“I wanted clean, ethically sourced, well-blended teas that tasted the way they smelled,” said Maxwell.

Maxwell’s store also does custom blends with herbs, as she’s an herbalist in training. She says she’s had naturopaths send people in with suggestions and she can blend on the spot for them.

“We don’t prescribe, but if people come in and say (for example), ‘I have a headache,’ I can suggest teas with lavender or lemon balm, which are herbs that are known to help with that,” said Maxwell.

“People come here a lot looking for healing. We’re part bartender, part wellness spot,” she said, with a laugh.

Maxwell says her top selling tea is Cream of Earl Grey.

“It’s funny, because there’s a ton of Cream of Earl Greys out there... but mine is so good!” said Maxwell. “The flavours are just awesome.”

Looking back, Maxwell says one of the surprising lessons she learned in running her own business is the amount of operational work that goes on.

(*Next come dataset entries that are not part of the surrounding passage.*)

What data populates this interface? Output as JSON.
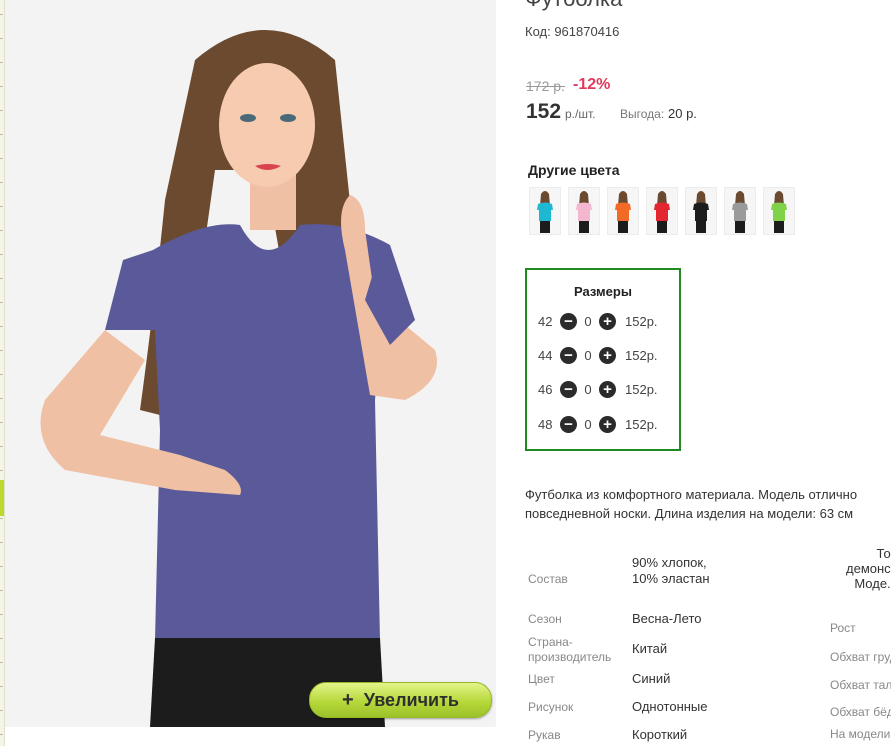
{
  "product": {
    "title": "Футболка",
    "code": "Код: 961870416",
    "old_price": "172 р.",
    "discount": "-12%",
    "price": "152",
    "price_unit": "р./шт.",
    "benefit_label": "Выгода:",
    "benefit_value": "20 р.",
    "zoom_label": "Увеличить",
    "zoom_plus": "+"
  },
  "colors": {
    "heading": "Другие цвета",
    "items": [
      {
        "name": "бирюзовый",
        "hex": "#1fb8d3"
      },
      {
        "name": "розовый",
        "hex": "#f3b8cf"
      },
      {
        "name": "оранжевый",
        "hex": "#f26a25"
      },
      {
        "name": "красный",
        "hex": "#e3262f"
      },
      {
        "name": "черный",
        "hex": "#1c1c1c"
      },
      {
        "name": "серый",
        "hex": "#9a9a9a"
      },
      {
        "name": "салатовый",
        "hex": "#7fd24a"
      }
    ]
  },
  "sizes": {
    "title": "Размеры",
    "minus": "−",
    "plus": "+",
    "rows": [
      {
        "size": "42",
        "qty": "0",
        "price": "152р."
      },
      {
        "size": "44",
        "qty": "0",
        "price": "152р."
      },
      {
        "size": "46",
        "qty": "0",
        "price": "152р."
      },
      {
        "size": "48",
        "qty": "0",
        "price": "152р."
      }
    ]
  },
  "description": {
    "line1": "Футболка из комфортного материала. Модель отлично",
    "line2": "повседневной носки. Длина изделия на модели: 63 см"
  },
  "specs": [
    {
      "label": "Состав",
      "value": "90% хлопок, 10% эластан"
    },
    {
      "label": "Сезон",
      "value": "Весна-Лето"
    },
    {
      "label": "Страна-производитель",
      "value": "Китай"
    },
    {
      "label": "Цвет",
      "value": "Синий"
    },
    {
      "label": "Рисунок",
      "value": "Однотонные"
    },
    {
      "label": "Рукав",
      "value": "Короткий"
    }
  ],
  "model_note": {
    "line1": "То",
    "line2": "демонс",
    "line3": "Моде."
  },
  "model_params": [
    "Рост",
    "Обхват груди",
    "Обхват тал",
    "Обхват бёд",
    "На модели"
  ],
  "theme": {
    "accent_green": "#1f8a1f",
    "discount_red": "#e03a5a",
    "button_green": "#b6d83a",
    "shirt_color": "#5a5a9a"
  }
}
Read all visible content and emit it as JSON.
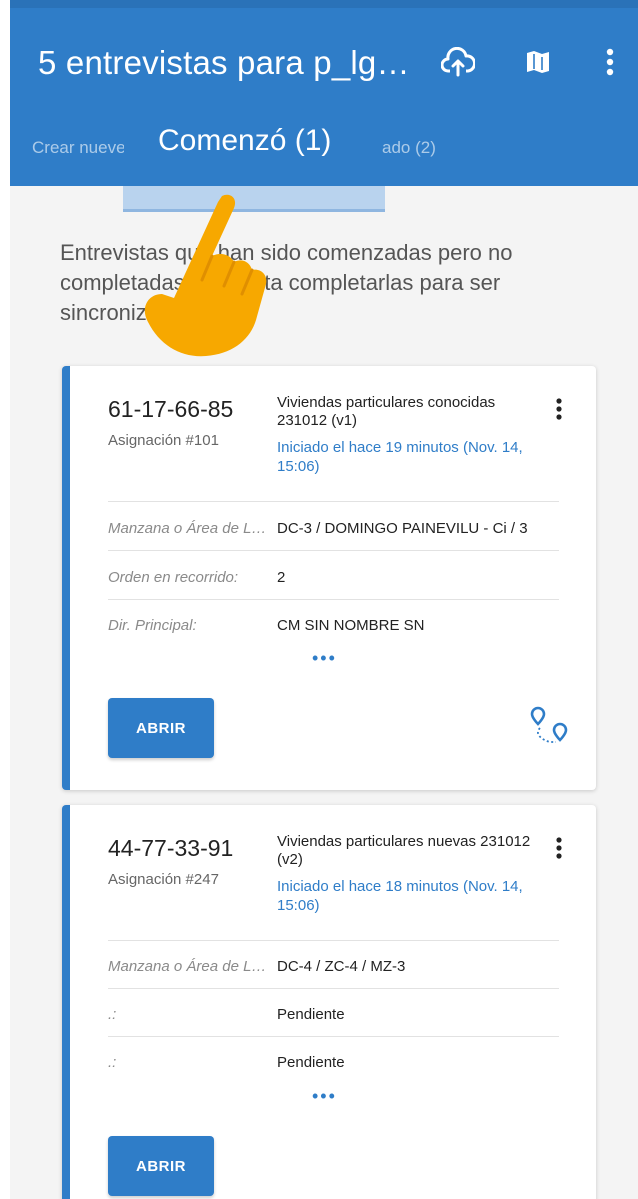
{
  "appbar": {
    "title": "5 entrevistas para p_lg…",
    "icons": [
      "cloud-upload-icon",
      "map-icon",
      "more-vert-icon"
    ]
  },
  "tabs": [
    {
      "label": "Crear nueve",
      "active": false
    },
    {
      "label": "Comenzó (1)",
      "active": true
    },
    {
      "label": "ado (2)",
      "active": false
    }
  ],
  "intro_text": "Entrevistas que han sido comenzadas pero no completadas. Necesita completarlas para ser sincronizadas.",
  "cards": [
    {
      "code": "61-17-66-85",
      "assignment": "Asignación #101",
      "survey": "Viviendas particulares conocidas 231012 (v1)",
      "started": "Iniciado el hace 19 minutos (Nov. 14, 15:06)",
      "rows": [
        {
          "label": "Manzana o Área de L…",
          "value": "DC-3 / DOMINGO PAINEVILU - Ci / 3"
        },
        {
          "label": "Orden en recorrido:",
          "value": "2"
        },
        {
          "label": "Dir. Principal:",
          "value": "CM SIN NOMBRE SN"
        }
      ],
      "more": "•••",
      "open_label": "ABRIR"
    },
    {
      "code": "44-77-33-91",
      "assignment": "Asignación #247",
      "survey": "Viviendas particulares nuevas 231012 (v2)",
      "started": "Iniciado el hace 18 minutos (Nov. 14, 15:06)",
      "rows": [
        {
          "label": "Manzana o Área de L…",
          "value": "DC-4 / ZC-4 / MZ-3"
        },
        {
          "label": ".:",
          "value": "Pendiente"
        },
        {
          "label": ".:",
          "value": "Pendiente"
        }
      ],
      "more": "•••",
      "open_label": "ABRIR"
    }
  ],
  "colors": {
    "primary": "#2f7dc8",
    "tab_indicator": "#b9d3ee",
    "hand_overlay": "#f7a800"
  }
}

“The ordering, figuring out what inventory system to use, the payment system, figuring out your accounting system... I’ve been doing all that myself. I would have loved to have someone telling me... to be prepared for the amount of behind-the-scenes work that goes into running a small business,” she said.

Looking forward, Maxwell says she’d like to expand the online portion of her business.

“For me, three years down the road I’d like to have a thriving online business,” she said. “Some of our business comes from tourists who come to our store, love our tea and go home and (want to re-order). I’m going for a Digital Main Street grant and am working hard at getting ourselves positioned to be a place of destination for online as well as offline.”

For more information on Blue Mountain Tea Company, click here.